Reviewed by James Ives, M.Psych. (Editor)Aug 28 2018The role of aspirin in preventing a first heart attack or stroke among people at moderate risk of heart disease remains unclear. At the 2018 European Society of Cardiology meeting, J. Michael Gaziano, MD, a preventive cardiologist at Brigham and Women’s Hospital, presented findings from ARRIVE, a randomized, controlled clinical trial of the use of daily aspirin to prevent a first cardiovascular event among more than 12,500 participants considered to be at moderate cardiovascular risk. The team’s findings are detailed in a paper published simultaneously in The Lancet.”Aspirin did not reduce the occurrence of major cardiovascular events in this study,” said Gaziano. “However, there were fewer events than expected, suggesting that this was in fact a low-risk population.
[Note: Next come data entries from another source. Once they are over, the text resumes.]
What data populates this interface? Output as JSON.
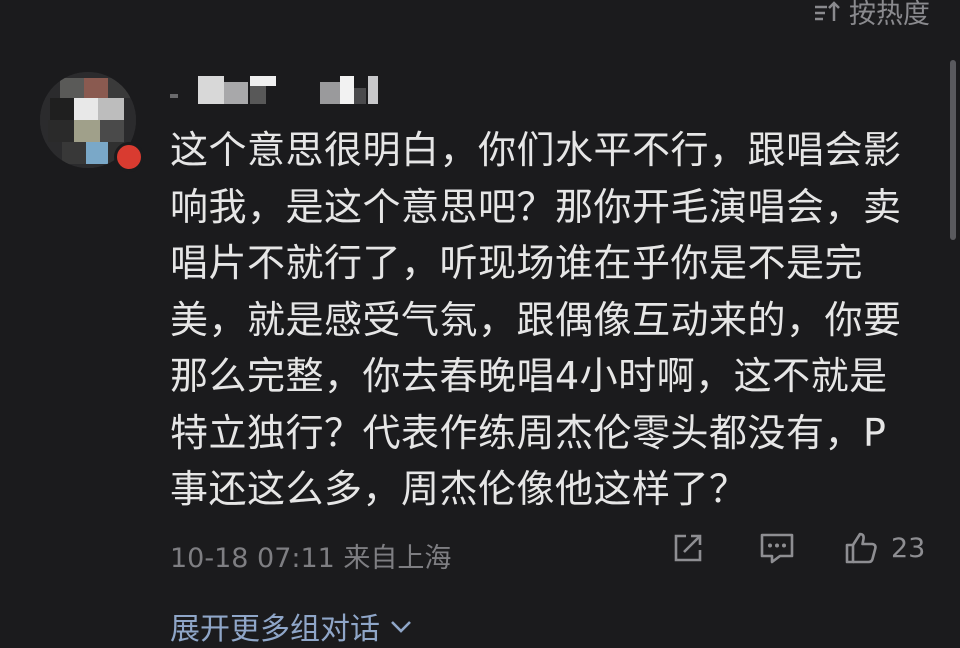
{
  "sort": {
    "label": "按热度",
    "icon": "sort-icon"
  },
  "comment": {
    "text_lines": [
      "这个意思很明白，你们水平不行，跟唱会影",
      "响我，是这个意思吧？那你开毛演唱会，卖",
      "唱片不就行了，听现场谁在乎你是不是完",
      "美，就是感受气氛，跟偶像互动来的，你要",
      "那么完整，你去春晚唱4小时啊，这不就是",
      "特立独行？代表作练周杰伦零头都没有，P",
      "事还这么多，周杰伦像他这样了？"
    ],
    "timestamp": "10-18 07:11 来自上海",
    "likes": "23"
  },
  "actions": {
    "share_icon": "share-icon",
    "reply_icon": "comment-icon",
    "like_icon": "thumbs-up-icon"
  },
  "expand": {
    "label": "展开更多组对话"
  },
  "colors": {
    "background": "#1b1b1d",
    "text": "#e6e6e6",
    "muted": "#7e7e82",
    "link": "#8fa6c8",
    "badge": "#d93b30"
  }
}
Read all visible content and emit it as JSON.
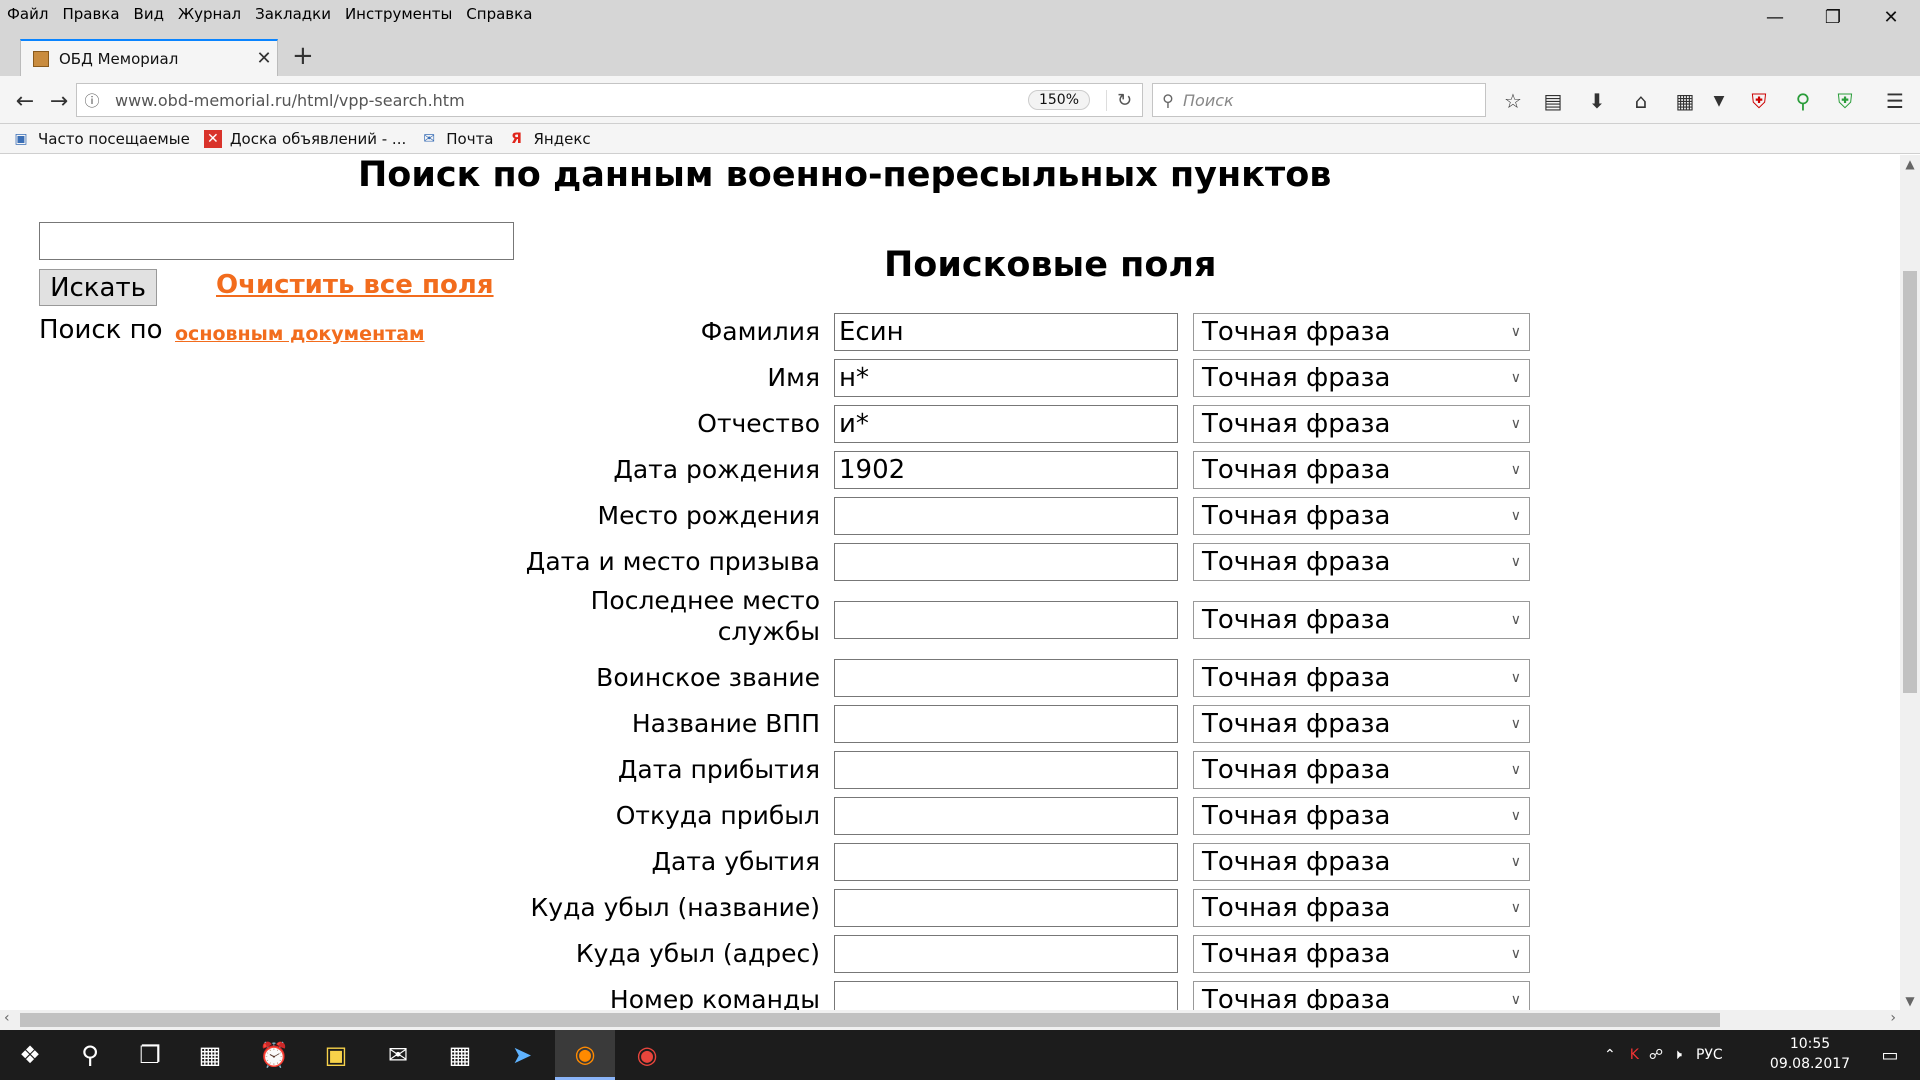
{
  "menu": [
    "Файл",
    "Правка",
    "Вид",
    "Журнал",
    "Закладки",
    "Инструменты",
    "Справка"
  ],
  "tab": {
    "title": "ОБД Мемориал"
  },
  "address": {
    "url": "www.obd-memorial.ru/html/vpp-search.htm",
    "zoom": "150%"
  },
  "search": {
    "placeholder": "Поиск"
  },
  "bookmarks": [
    "Часто посещаемые",
    "Доска объявлений - ...",
    "Почта",
    "Яндекс"
  ],
  "page": {
    "title": "Поиск по данным военно-пересыльных пунктов",
    "search_button": "Искать",
    "clear_link": "Очистить все поля",
    "search_by": "Поиск по",
    "docs_link": "основным документам",
    "fields_title": "Поисковые поля"
  },
  "fields": [
    {
      "label": "Фамилия",
      "value": "Есин",
      "mode": "Точная фраза"
    },
    {
      "label": "Имя",
      "value": "н*",
      "mode": "Точная фраза"
    },
    {
      "label": "Отчество",
      "value": "и*",
      "mode": "Точная фраза"
    },
    {
      "label": "Дата рождения",
      "value": "1902",
      "mode": "Точная фраза"
    },
    {
      "label": "Место рождения",
      "value": "",
      "mode": "Точная фраза"
    },
    {
      "label": "Дата и место призыва",
      "value": "",
      "mode": "Точная фраза"
    },
    {
      "label": "Последнее место службы",
      "value": "",
      "mode": "Точная фраза"
    },
    {
      "label": "Воинское звание",
      "value": "",
      "mode": "Точная фраза"
    },
    {
      "label": "Название ВПП",
      "value": "",
      "mode": "Точная фраза"
    },
    {
      "label": "Дата прибытия",
      "value": "",
      "mode": "Точная фраза"
    },
    {
      "label": "Откуда прибыл",
      "value": "",
      "mode": "Точная фраза"
    },
    {
      "label": "Дата убытия",
      "value": "",
      "mode": "Точная фраза"
    },
    {
      "label": "Куда убыл (название)",
      "value": "",
      "mode": "Точная фраза"
    },
    {
      "label": "Куда убыл (адрес)",
      "value": "",
      "mode": "Точная фраза"
    },
    {
      "label": "Номер команды",
      "value": "",
      "mode": "Точная фраза"
    }
  ],
  "taskbar": {
    "lang": "РУС",
    "time": "10:55",
    "date": "09.08.2017"
  },
  "icons": {
    "back": "back-arrow-icon",
    "forward": "forward-arrow-icon",
    "reload": "reload-icon",
    "star": "bookmark-star-icon",
    "download": "download-icon",
    "home": "home-icon",
    "menu": "hamburger-menu-icon"
  }
}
This may have been because some participants were taking medications to lower blood pressure and lipids, which protected them from disease. The decision on whether to use aspirin for protection against cardiovascular disease should be made in consultation with a doctor, considering all the potential risks and benefits.”The benefits of taking aspirin to prevent a second or subsequent heart attack or stroke have been well established in previous studies but the effectiveness of taking aspirin to prevent a first cardiovascular event has been unclear, despite 30 years of randomized clinical trials. The Aspirin to Reduce Risk of Initial Vascular Events (ARRIVE) study, sponsored by Bayer, sought to assess both the potential benefits as well as the risks to people at moderate risk of cardiovascular disease who may already be receiving some protection from modern preventative and therapeutic strategies.Participants were randomly assigned to receive either daily aspirin tablets (100 mg) or a placebo. A total of 12,546 participants were enrolled from primary care settings in the UK, Poland, Germany, Italy, Ireland, Spain, and the U.S. The primary endpoint was time to first occurrence of a composite of cardiovascular death, heart attack, unstable angina, stroke, and transient ischemic attack.Related StoriesResearchers report promising results of potential reversal agentStudy indicates the benefits of stopping aspirin in heart attack patientsAspirin could be used to treat patients with severe tuberculosis infectionThe rate of such cardiovascular events did not statistically differ between the aspirin group and the placebo group. During the study, 269 patients (4.29 percent) in the aspirin group and 281 patients (4.48 percent) in the placebo group experienced such cardiovascular events.Overall, these rates were lower than expected. The authors conclude that this may be reflective of contemporary risk-management strategies, such as the use of statins.Given that aspirin is known to increase patients’ risk of gastrointestinal bleeding, ARRIVE excluded patients at high risk of bleeding. It also excluded patients with diabetes. Gastrointestinal bleeding events (mostly mild) occurred in 61 patients in the aspirin group versus 29 in the placebo group. The overall incidence rate of adverse events was similar in both treatment groups.”The use of aspirin remains a decision that should involve a thoughtful discussion between a clinician and a patient, given the need to weigh cardiovascular and possible cancer prevention benefits against the bleeding risks, patient preferences, cost, and other factors,” the authors conclude.The authors’ declaration of interests and the roles of the Executive Committee and of the sponsor can be found in The Lancet. The sponsor was responsible for the conduct of the trial. The independent Executive Committee, of which Gaziano was a member, was responsible for the study protocol, oversight of the study, writing of the report, and the decision to publish the results. All members of the Executive Committee received personal fees from Bayer during the conduct of the study. Source:https://www.brighamandwomens.org/